Dans les Néotropiques comme ailleurs, la biodiversité actuelle résulte d’un équilibre entre apparition et disparition d’espèces au cours du temps (balance spéciation/extinction). Cette biodiversité témoigne aussi des phases successives d’immigration de nouvelles espèces depuis les régions adjacentes ou des zones plus éloignées, sous l’effet de phén...
Article
Après les dinosaures géants du Mésozoïque, les Néotropiques ont hébergé des espèces de très grande taille : une impressionnante mégafaune* brassant poissons, serpents, tortues, crocodiles, oiseaux et mammifères, tout au long du Cénozoïque. Cette profusion de formes gigantesques est d’autant plus inattendue que les faunes néotropicales actuelles en...
Article
Tapirs, loutres géantes, guanacos, aïs, opossums, jaguar, singes-araignées ou capybaras… Autant de mammifères emblématiques des Néotropiques, dont la liste serait sans fin tant la diversité mammalienne est ébouriffante dans la région. Pourtant, à eux seuls, ces huit animaux attestent d’une histoire évolutive extrêmement complexe, un véritable feuil...
Article
La paléontologie : Entre La Machine à remonter le temps et Retour vers le futur Loin d’être une discipline poussiéreuse (si ce n’est dans sa pratique de terrain), la paléontologie a profité de nombreux développements technologiques intervenus dans les dernières décennies...
Cover Page
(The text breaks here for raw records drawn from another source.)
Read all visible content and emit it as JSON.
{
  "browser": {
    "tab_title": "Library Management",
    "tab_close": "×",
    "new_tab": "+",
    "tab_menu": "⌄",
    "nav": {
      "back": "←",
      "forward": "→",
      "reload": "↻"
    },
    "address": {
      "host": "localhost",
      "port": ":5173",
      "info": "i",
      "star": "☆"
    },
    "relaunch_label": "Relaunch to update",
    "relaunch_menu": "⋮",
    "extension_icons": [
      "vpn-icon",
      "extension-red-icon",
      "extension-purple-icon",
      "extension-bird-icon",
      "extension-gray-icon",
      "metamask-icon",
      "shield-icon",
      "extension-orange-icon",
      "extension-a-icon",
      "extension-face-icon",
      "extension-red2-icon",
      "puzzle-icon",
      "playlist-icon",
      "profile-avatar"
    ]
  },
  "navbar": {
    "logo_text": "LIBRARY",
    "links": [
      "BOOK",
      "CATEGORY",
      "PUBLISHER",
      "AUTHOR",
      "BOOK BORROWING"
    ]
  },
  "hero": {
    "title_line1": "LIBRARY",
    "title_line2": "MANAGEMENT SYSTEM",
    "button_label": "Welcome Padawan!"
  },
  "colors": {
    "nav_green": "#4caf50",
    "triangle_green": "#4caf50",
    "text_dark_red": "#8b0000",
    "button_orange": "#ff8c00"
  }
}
The issue is mostly devoted to Neotropical mammals, with original drawings by Mazan and a bunch of nice articles (interchanges, evolution, megafauna, and Caribbean mammals), original illustrations, fantastic drawings by Mazan, and photographs (notably by Antoine Baglan, Quentin Martinez, and Nathan Upham)!